## Prompt
Print the entries that appear below, exactly as written and without their pictures.
---------- Recorded information
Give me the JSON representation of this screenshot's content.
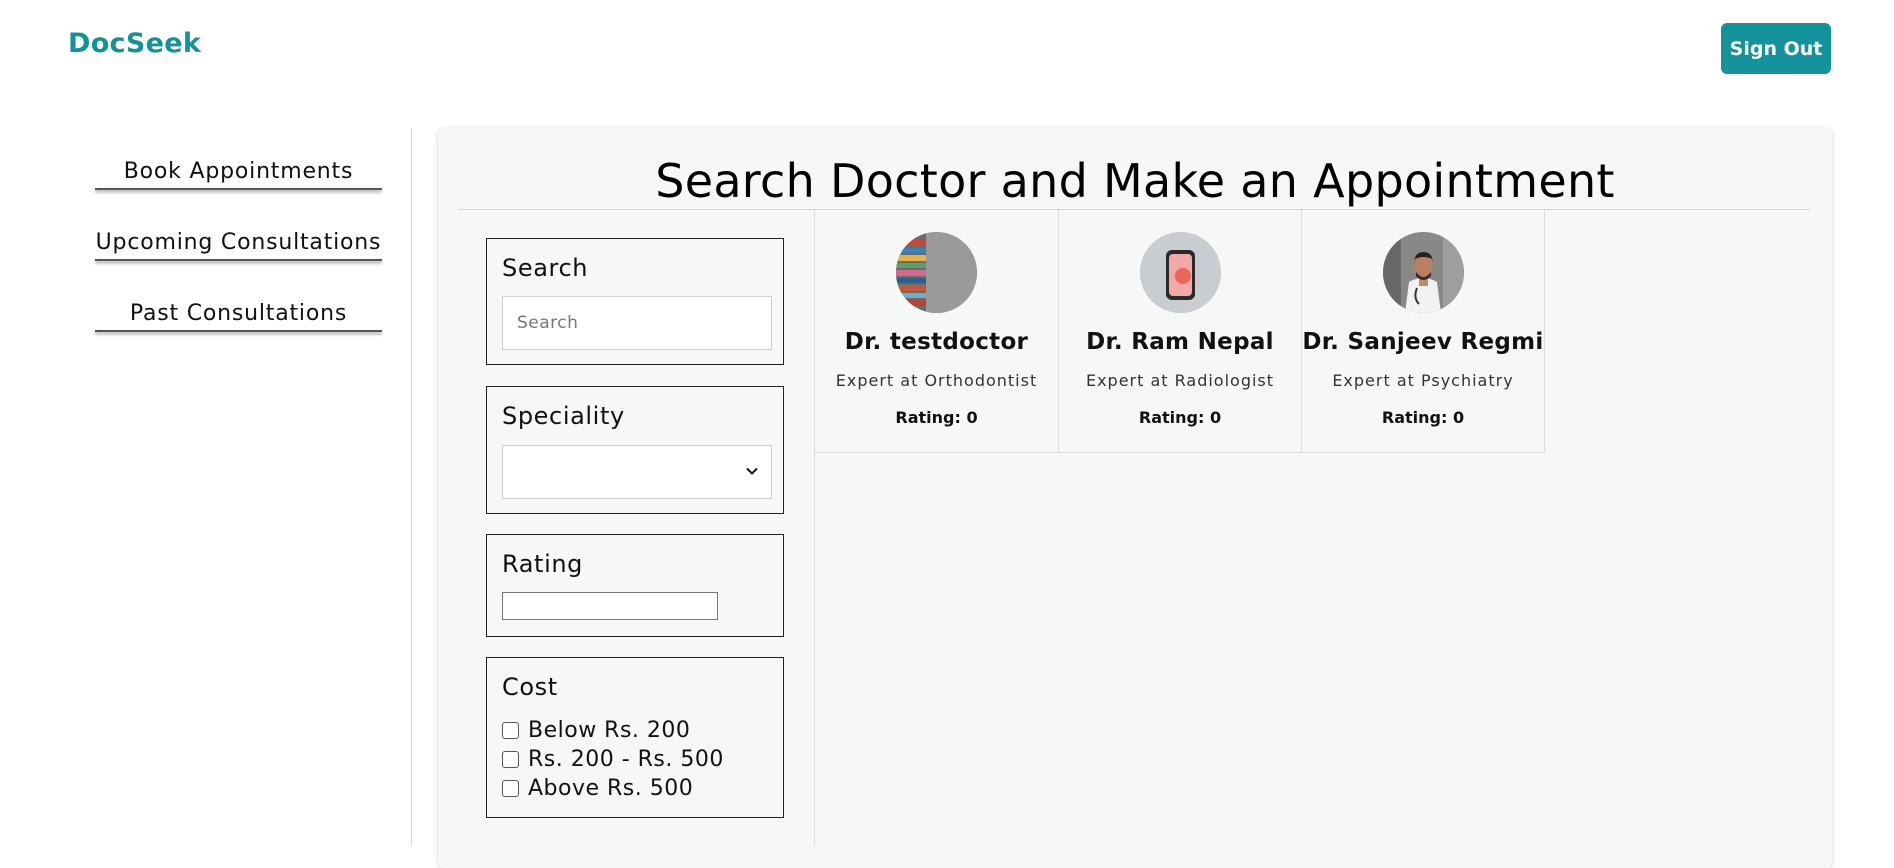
{
  "header": {
    "brand": "DocSeek",
    "sign_out": "Sign Out"
  },
  "sidebar": {
    "items": [
      {
        "label": "Book Appointments"
      },
      {
        "label": "Upcoming Consultations"
      },
      {
        "label": "Past Consultations"
      }
    ]
  },
  "main": {
    "title": "Search Doctor and Make an Appointment",
    "filters": {
      "search": {
        "label": "Search",
        "placeholder": "Search",
        "value": ""
      },
      "speciality": {
        "label": "Speciality",
        "selected": ""
      },
      "rating": {
        "label": "Rating",
        "value": ""
      },
      "cost": {
        "label": "Cost",
        "options": [
          {
            "label": "Below Rs. 200",
            "checked": false
          },
          {
            "label": "Rs. 200 - Rs. 500",
            "checked": false
          },
          {
            "label": "Above Rs. 500",
            "checked": false
          }
        ]
      }
    },
    "doctors": [
      {
        "name": "Dr. testdoctor",
        "speciality": "Expert at Orthodontist",
        "rating": "Rating: 0"
      },
      {
        "name": "Dr. Ram Nepal",
        "speciality": "Expert at Radiologist",
        "rating": "Rating: 0"
      },
      {
        "name": "Dr. Sanjeev Regmi",
        "speciality": "Expert at Psychiatry",
        "rating": "Rating: 0"
      }
    ]
  },
  "colors": {
    "brand": "#14919b",
    "button": "#14939c",
    "panel_bg": "#f6f7f7"
  }
}
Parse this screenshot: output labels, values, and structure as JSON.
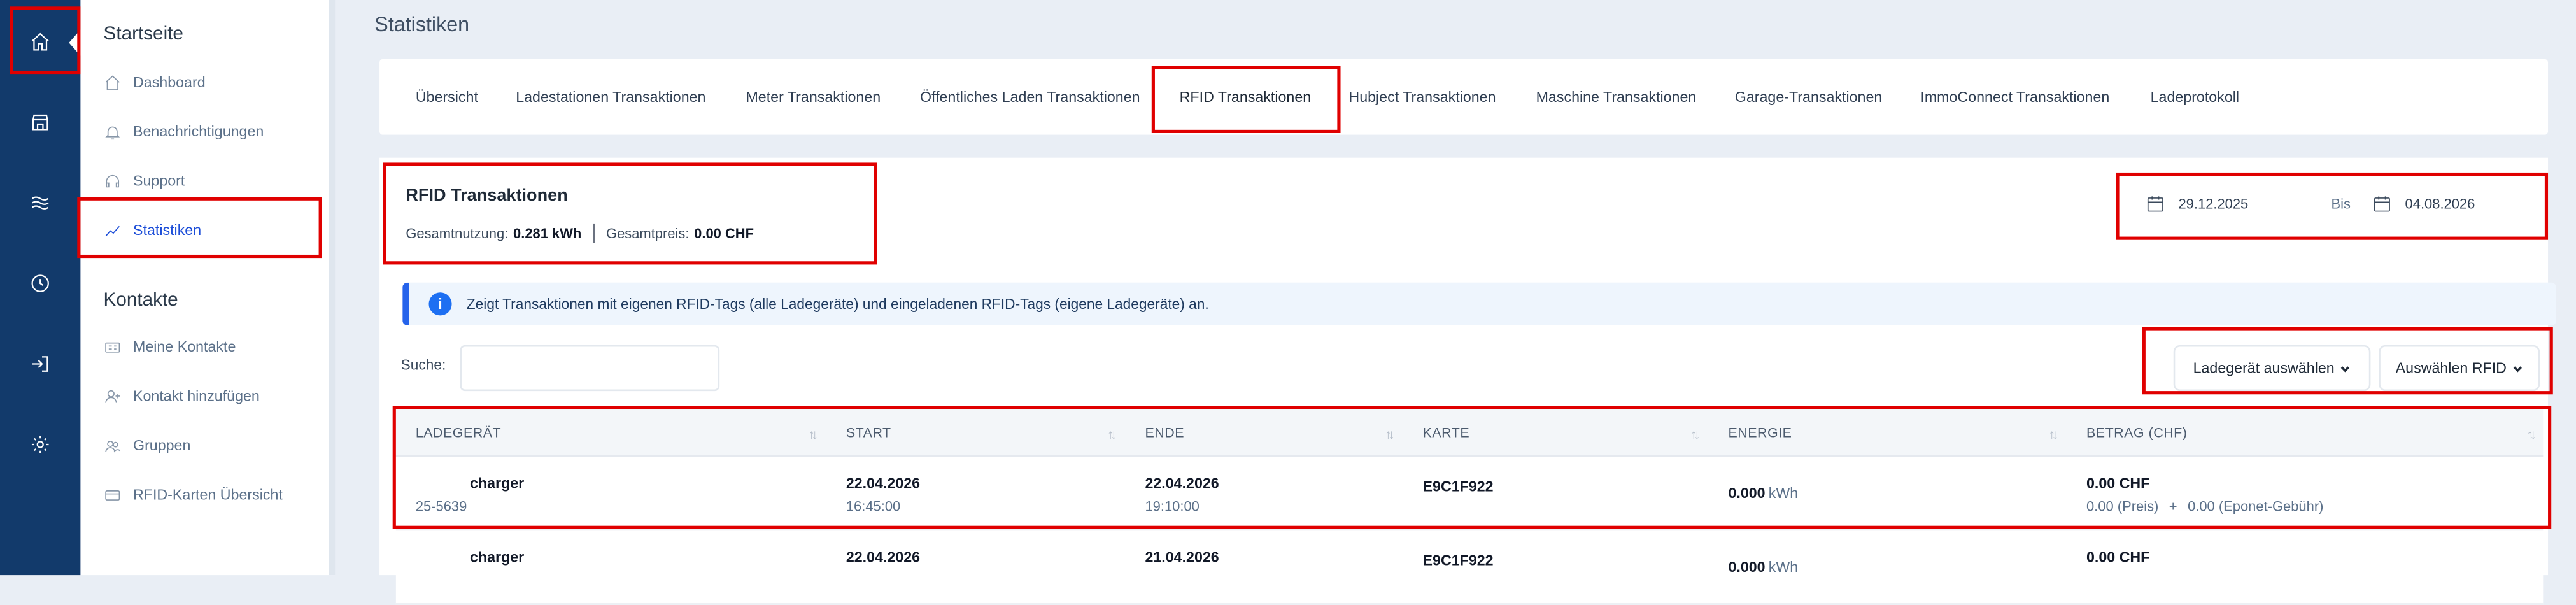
{
  "sidebar": {
    "section_start": "Startseite",
    "section_contacts": "Kontakte",
    "items_start": [
      {
        "label": "Dashboard",
        "icon": "home-icon"
      },
      {
        "label": "Benachrichtigungen",
        "icon": "bell-icon"
      },
      {
        "label": "Support",
        "icon": "headset-icon"
      },
      {
        "label": "Statistiken",
        "icon": "chart-line-icon",
        "active": true
      }
    ],
    "items_contacts": [
      {
        "label": "Meine Kontakte",
        "icon": "contact-card-icon"
      },
      {
        "label": "Kontakt hinzufügen",
        "icon": "add-user-icon"
      },
      {
        "label": "Gruppen",
        "icon": "group-icon"
      },
      {
        "label": "RFID-Karten Übersicht",
        "icon": "credit-card-icon"
      }
    ]
  },
  "rail": {
    "icons": [
      "home-icon",
      "store-icon",
      "waves-icon",
      "clock-icon",
      "login-icon",
      "gear-icon"
    ]
  },
  "page": {
    "title": "Statistiken"
  },
  "tabs": [
    "Übersicht",
    "Ladestationen Transaktionen",
    "Meter Transaktionen",
    "Öffentliches Laden Transaktionen",
    "RFID Transaktionen",
    "Hubject Transaktionen",
    "Maschine Transaktionen",
    "Garage-Transaktionen",
    "ImmoConnect Transaktionen",
    "Ladeprotokoll"
  ],
  "active_tab": "RFID Transaktionen",
  "panel": {
    "title": "RFID Transaktionen",
    "usage_label": "Gesamtnutzung:",
    "usage_value": "0.281 kWh",
    "price_label": "Gesamtpreis:",
    "price_value": "0.00 CHF",
    "date_from": "29.12.2025",
    "date_to_label": "Bis",
    "date_to": "04.08.2026",
    "info_text": "Zeigt Transaktionen mit eigenen RFID-Tags (alle Ladegeräte) und eingeladenen RFID-Tags (eigene Ladegeräte) an.",
    "search_label": "Suche:",
    "search_value": "",
    "select_charger": "Ladegerät auswählen",
    "select_rfid": "Auswählen RFID"
  },
  "table": {
    "columns": [
      "LADEGERÄT",
      "START",
      "ENDE",
      "KARTE",
      "ENERGIE",
      "BETRAG (CHF)"
    ],
    "rows": [
      {
        "charger": "charger",
        "charger_id": "25-5639",
        "start_date": "22.04.2026",
        "start_time": "16:45:00",
        "end_date": "22.04.2026",
        "end_time": "19:10:00",
        "card": "E9C1F922",
        "energy": "0.000",
        "energy_unit": "kWh",
        "amount": "0.00 CHF",
        "amount_detail_price": "0.00 (Preis)",
        "amount_plus": "+",
        "amount_detail_fee": "0.00 (Eponet-Gebühr)"
      },
      {
        "charger": "charger",
        "start_date": "22.04.2026",
        "end_date": "21.04.2026",
        "card": "E9C1F922",
        "energy": "0.000",
        "energy_unit": "kWh",
        "amount": "0.00 CHF"
      }
    ]
  },
  "colors": {
    "rail_bg": "#123a6b",
    "accent": "#1d4ed8",
    "highlight": "#e00000",
    "info_bg": "#eef5fd"
  }
}
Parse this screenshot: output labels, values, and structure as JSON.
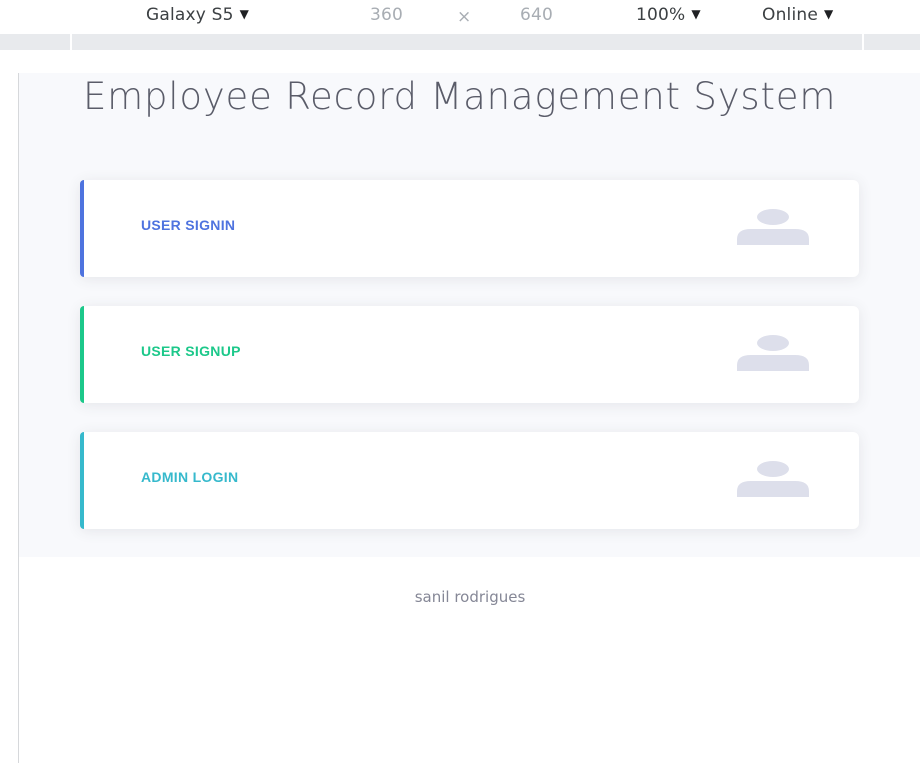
{
  "devtools": {
    "device": "Galaxy S5",
    "width": "360",
    "times": "×",
    "height": "640",
    "zoom": "100%",
    "network": "Online",
    "caret": "▼"
  },
  "page": {
    "title": "Employee Record Management System",
    "cards": [
      {
        "label": "USER SIGNIN",
        "color": "#4e73df",
        "icon": "user-icon"
      },
      {
        "label": "USER SIGNUP",
        "color": "#1cc88a",
        "icon": "user-icon"
      },
      {
        "label": "ADMIN LOGIN",
        "color": "#36b9cc",
        "icon": "user-icon"
      }
    ],
    "footer": "sanil rodrigues",
    "icon_color": "#dddfeb"
  }
}
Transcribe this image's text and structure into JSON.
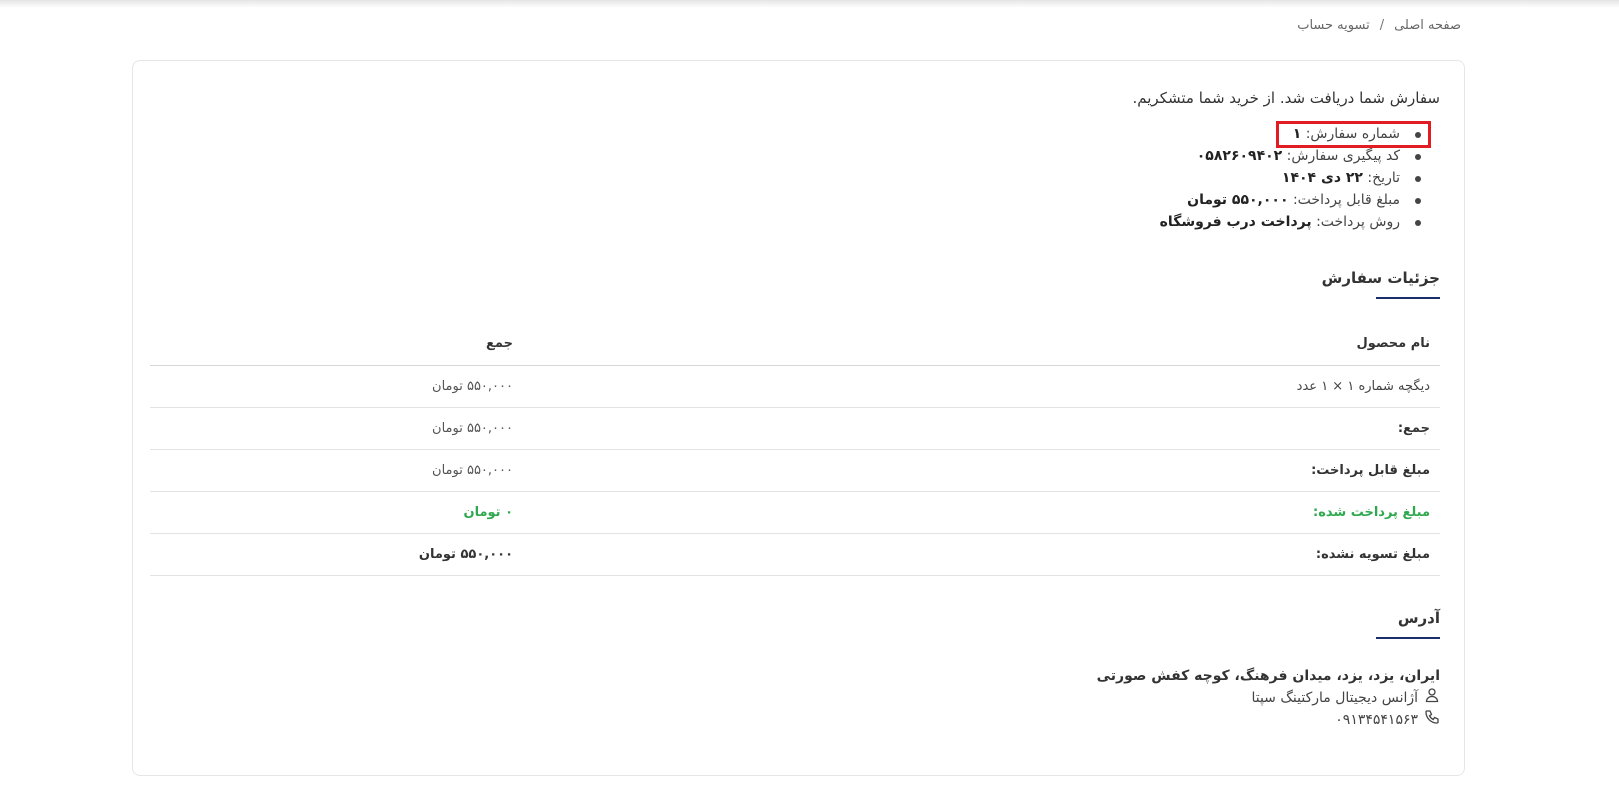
{
  "breadcrumb": {
    "home": "صفحه اصلی",
    "separator": "/",
    "current": "تسویه حساب"
  },
  "order": {
    "thank_you": "سفارش شما دریافت شد. از خرید شما متشکریم.",
    "overview": {
      "number_label": "شماره سفارش:",
      "number_value": "۱",
      "tracking_label": "کد پیگیری سفارش:",
      "tracking_value": "۰۵۸۲۶۰۹۴۰۲",
      "date_label": "تاریخ:",
      "date_value": "۲۲ دی ۱۴۰۴",
      "amount_label": "مبلغ قابل پرداخت:",
      "amount_value": "۵۵۰,۰۰۰ تومان",
      "method_label": "روش پرداخت:",
      "method_value": "پرداخت درب فروشگاه"
    }
  },
  "details": {
    "title": "جزئیات سفارش",
    "headers": {
      "product": "نام محصول",
      "total": "جمع"
    },
    "item": {
      "name": "دیگچه شماره ۱ × ۱ عدد",
      "total": "۵۵۰,۰۰۰ تومان"
    },
    "rows": [
      {
        "label": "جمع:",
        "value": "۵۵۰,۰۰۰ تومان"
      },
      {
        "label": "مبلغ قابل پرداخت:",
        "value": "۵۵۰,۰۰۰ تومان"
      },
      {
        "label": "مبلغ پرداخت شده:",
        "value": "۰ تومان"
      },
      {
        "label": "مبلغ تسویه نشده:",
        "value": "۵۵۰,۰۰۰ تومان"
      }
    ]
  },
  "address": {
    "title": "آدرس",
    "line": "ایران، یزد، یزد، میدان فرهنگ، کوچه کفش صورتی",
    "name": "آژانس دیجیتال مارکتینگ سپتا",
    "phone": "۰۹۱۳۴۵۴۱۵۶۳",
    "icons": {
      "person": "user-icon",
      "phone": "phone-icon"
    }
  },
  "colors": {
    "accent": "#1a2f6e",
    "paid_green": "#2fa84f",
    "highlight_red": "#e31b23"
  }
}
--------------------
## Task answer
Give me the JSON representation of this screenshot's content.
{
  "header": {
    "brand": "DocSeek",
    "sign_out": "Sign Out"
  },
  "sidebar": {
    "items": [
      {
        "label": "Book Appointments"
      },
      {
        "label": "Upcoming Consultations"
      },
      {
        "label": "Past Consultations"
      }
    ]
  },
  "main": {
    "title": "Search Doctor and Make an Appointment",
    "filters": {
      "search": {
        "label": "Search",
        "placeholder": "Search",
        "value": ""
      },
      "speciality": {
        "label": "Speciality",
        "selected": ""
      },
      "rating": {
        "label": "Rating",
        "value": ""
      },
      "cost": {
        "label": "Cost",
        "options": [
          {
            "label": "Below Rs. 200",
            "checked": false
          },
          {
            "label": "Rs. 200 - Rs. 500",
            "checked": false
          },
          {
            "label": "Above Rs. 500",
            "checked": false
          }
        ]
      }
    },
    "doctors": [
      {
        "name": "Dr. testdoctor",
        "speciality": "Expert at Orthodontist",
        "rating": "Rating: 0"
      },
      {
        "name": "Dr. Ram Nepal",
        "speciality": "Expert at Radiologist",
        "rating": "Rating: 0"
      },
      {
        "name": "Dr. Sanjeev Regmi",
        "speciality": "Expert at Psychiatry",
        "rating": "Rating: 0"
      }
    ]
  },
  "colors": {
    "brand": "#14919b",
    "button": "#14939c",
    "panel_bg": "#f6f7f7"
  }
}
Parse this screenshot: output labels, values, and structure as JSON.
{
  "sidebar": {
    "section_start": "Startseite",
    "section_contacts": "Kontakte",
    "items_start": [
      {
        "label": "Dashboard",
        "icon": "home-icon"
      },
      {
        "label": "Benachrichtigungen",
        "icon": "bell-icon"
      },
      {
        "label": "Support",
        "icon": "headset-icon"
      },
      {
        "label": "Statistiken",
        "icon": "chart-line-icon",
        "active": true
      }
    ],
    "items_contacts": [
      {
        "label": "Meine Kontakte",
        "icon": "contact-card-icon"
      },
      {
        "label": "Kontakt hinzufügen",
        "icon": "add-user-icon"
      },
      {
        "label": "Gruppen",
        "icon": "group-icon"
      },
      {
        "label": "RFID-Karten Übersicht",
        "icon": "credit-card-icon"
      }
    ]
  },
  "rail": {
    "icons": [
      "home-icon",
      "store-icon",
      "waves-icon",
      "clock-icon",
      "login-icon",
      "gear-icon"
    ]
  },
  "page": {
    "title": "Statistiken"
  },
  "tabs": [
    "Übersicht",
    "Ladestationen Transaktionen",
    "Meter Transaktionen",
    "Öffentliches Laden Transaktionen",
    "RFID Transaktionen",
    "Hubject Transaktionen",
    "Maschine Transaktionen",
    "Garage-Transaktionen",
    "ImmoConnect Transaktionen",
    "Ladeprotokoll"
  ],
  "active_tab": "RFID Transaktionen",
  "panel": {
    "title": "RFID Transaktionen",
    "usage_label": "Gesamtnutzung:",
    "usage_value": "0.281 kWh",
    "price_label": "Gesamtpreis:",
    "price_value": "0.00 CHF",
    "date_from": "29.12.2025",
    "date_to_label": "Bis",
    "date_to": "04.08.2026",
    "info_text": "Zeigt Transaktionen mit eigenen RFID-Tags (alle Ladegeräte) und eingeladenen RFID-Tags (eigene Ladegeräte) an.",
    "search_label": "Suche:",
    "search_value": "",
    "select_charger": "Ladegerät auswählen",
    "select_rfid": "Auswählen RFID"
  },
  "table": {
    "columns": [
      "LADEGERÄT",
      "START",
      "ENDE",
      "KARTE",
      "ENERGIE",
      "BETRAG (CHF)"
    ],
    "rows": [
      {
        "charger": "charger",
        "charger_id": "25-5639",
        "start_date": "22.04.2026",
        "start_time": "16:45:00",
        "end_date": "22.04.2026",
        "end_time": "19:10:00",
        "card": "E9C1F922",
        "energy": "0.000",
        "energy_unit": "kWh",
        "amount": "0.00 CHF",
        "amount_detail_price": "0.00 (Preis)",
        "amount_plus": "+",
        "amount_detail_fee": "0.00 (Eponet-Gebühr)"
      },
      {
        "charger": "charger",
        "start_date": "22.04.2026",
        "end_date": "21.04.2026",
        "card": "E9C1F922",
        "energy": "0.000",
        "energy_unit": "kWh",
        "amount": "0.00 CHF"
      }
    ]
  },
  "colors": {
    "rail_bg": "#123a6b",
    "accent": "#1d4ed8",
    "highlight": "#e00000",
    "info_bg": "#eef5fd"
  }
}
Parse this screenshot: output labels, values, and structure as JSON.
{
  "devtools": {
    "device": "Galaxy S5",
    "width": "360",
    "times": "×",
    "height": "640",
    "zoom": "100%",
    "network": "Online",
    "caret": "▼"
  },
  "page": {
    "title": "Employee Record Management System",
    "cards": [
      {
        "label": "USER SIGNIN",
        "color": "#4e73df",
        "icon": "user-icon"
      },
      {
        "label": "USER SIGNUP",
        "color": "#1cc88a",
        "icon": "user-icon"
      },
      {
        "label": "ADMIN LOGIN",
        "color": "#36b9cc",
        "icon": "user-icon"
      }
    ],
    "footer": "sanil rodrigues",
    "icon_color": "#dddfeb"
  }
}
Transcribe this image's text and structure into JSON.
{
  "breadcrumb": {
    "home": "صفحه اصلی",
    "separator": "/",
    "current": "تسویه حساب"
  },
  "order": {
    "thank_you": "سفارش شما دریافت شد. از خرید شما متشکریم.",
    "overview": {
      "number_label": "شماره سفارش:",
      "number_value": "۱",
      "tracking_label": "کد پیگیری سفارش:",
      "tracking_value": "۰۵۸۲۶۰۹۴۰۲",
      "date_label": "تاریخ:",
      "date_value": "۲۲ دی ۱۴۰۴",
      "amount_label": "مبلغ قابل پرداخت:",
      "amount_value": "۵۵۰,۰۰۰ تومان",
      "method_label": "روش پرداخت:",
      "method_value": "پرداخت درب فروشگاه"
    }
  },
  "details": {
    "title": "جزئیات سفارش",
    "headers": {
      "product": "نام محصول",
      "total": "جمع"
    },
    "item": {
      "name": "دیگچه شماره ۱ × ۱ عدد",
      "total": "۵۵۰,۰۰۰ تومان"
    },
    "rows": [
      {
        "label": "جمع:",
        "value": "۵۵۰,۰۰۰ تومان"
      },
      {
        "label": "مبلغ قابل پرداخت:",
        "value": "۵۵۰,۰۰۰ تومان"
      },
      {
        "label": "مبلغ پرداخت شده:",
        "value": "۰ تومان"
      },
      {
        "label": "مبلغ تسویه نشده:",
        "value": "۵۵۰,۰۰۰ تومان"
      }
    ]
  },
  "address": {
    "title": "آدرس",
    "line": "ایران، یزد، یزد، میدان فرهنگ، کوچه کفش صورتی",
    "name": "آژانس دیجیتال مارکتینگ سپتا",
    "phone": "۰۹۱۳۴۵۴۱۵۶۳",
    "icons": {
      "person": "user-icon",
      "phone": "phone-icon"
    }
  },
  "colors": {
    "accent": "#1a2f6e",
    "paid_green": "#2fa84f",
    "highlight_red": "#e31b23"
  }
}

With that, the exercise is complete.